Groundbreaking EU project will develop new alternative proteins
A range of highly innovative new-protein foods made from plants, fungi, byproducts, and residues will soon emerge from Smart Protein, a new Horizon 2020 project funded by the European Commission.
A primary aim of the project is to help build a future-proof protein supply by creating sustainable and nutritious alternative proteins. This is in direct response to some of the most urgent challenges faced by the planet, including climate change and global food security.
It is expected that the first wave of products – including plant-based meats, fish, seafood, cheese, infant formula, and other dairy products, as well as baked goods – will go to market in or around 2025.
Emanuele Zannini, Senior Research Officer with the University of Cork and the Lead Coordinator of Smart Protein, said: “With the Smart Protein project, we are reconsidering the entire protein value chain from production to consumption in terms of both productive and environmental performance. We are also targeting soil-health restoration through organic regenerative agriculture practices that are able to shift from carbon-source to carbon-sink agriculture, which is more resilient to the effects of climate change and helps farmers’ long-term financial futures.”
A total of 33 partners from industry, research, and academia across 21 different countries will collaborate on the project, which is led by the School of Food and Nutritional Sciences at University College Cork in Ireland. Major collaborators include Fraunhofer, the University of Copenhagen, ProVeg International, Barilla, Thai Union, and AB InBev.
Smart Protein’s approach and strategy are unique in that the key focus is on byproducts and residues, ingredients that are usually used for animal feed. Microbial biomass proteins will be created from edible fungi by up-cycling side streams from pasta (pasta residues), bread (bread crusts), and beer (spent yeast and malting rootlets).
New products will also be developed from plants, including fava beans, lentils, chickpeas, and quinoa – with a focus on improving their structure, taste, and flavour. Investigations into cost-effective protein extraction, protein chemistry, polymeric structure, physicochemical behaviour, and protein-protein interaction will be carried out in order to maximise the functionality of these proteins and customise their usage in food and drinks.
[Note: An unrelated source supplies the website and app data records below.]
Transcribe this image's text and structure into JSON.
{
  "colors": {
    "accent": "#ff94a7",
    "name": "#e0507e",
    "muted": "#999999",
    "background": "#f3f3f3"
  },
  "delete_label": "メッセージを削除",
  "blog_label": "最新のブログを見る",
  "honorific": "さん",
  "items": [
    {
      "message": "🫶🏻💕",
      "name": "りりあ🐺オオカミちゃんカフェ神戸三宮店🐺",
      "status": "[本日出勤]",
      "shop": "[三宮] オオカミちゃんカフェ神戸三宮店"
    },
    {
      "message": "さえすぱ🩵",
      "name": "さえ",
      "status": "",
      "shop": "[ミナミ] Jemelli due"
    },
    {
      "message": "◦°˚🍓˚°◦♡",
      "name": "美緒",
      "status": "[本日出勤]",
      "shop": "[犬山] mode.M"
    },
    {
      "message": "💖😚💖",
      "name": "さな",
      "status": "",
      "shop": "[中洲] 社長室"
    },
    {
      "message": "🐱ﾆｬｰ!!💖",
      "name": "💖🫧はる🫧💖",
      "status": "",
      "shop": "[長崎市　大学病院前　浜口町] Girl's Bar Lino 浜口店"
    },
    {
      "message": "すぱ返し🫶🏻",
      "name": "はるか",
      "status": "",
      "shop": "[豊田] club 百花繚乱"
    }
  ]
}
Verena Wiederkehr, International Head of Food Industry & Retail for ProVeg International, said: “These innovative techniques and processes have not been deployed on a project of this type and scale before, and the potential positive impact for the planet cannot be underestimated. By upcycling byproducts and residues to produce edible protein for human consumption, we are taking huge strides towards a much-needed circular economy that can truly feed our rapidly-growing population.”
Smart Protein has a total budget of €9.6 million, €8.2 million of which is provided by the European Commission. It will run for four years from 1 January 2020.
Source: University of Copenhagen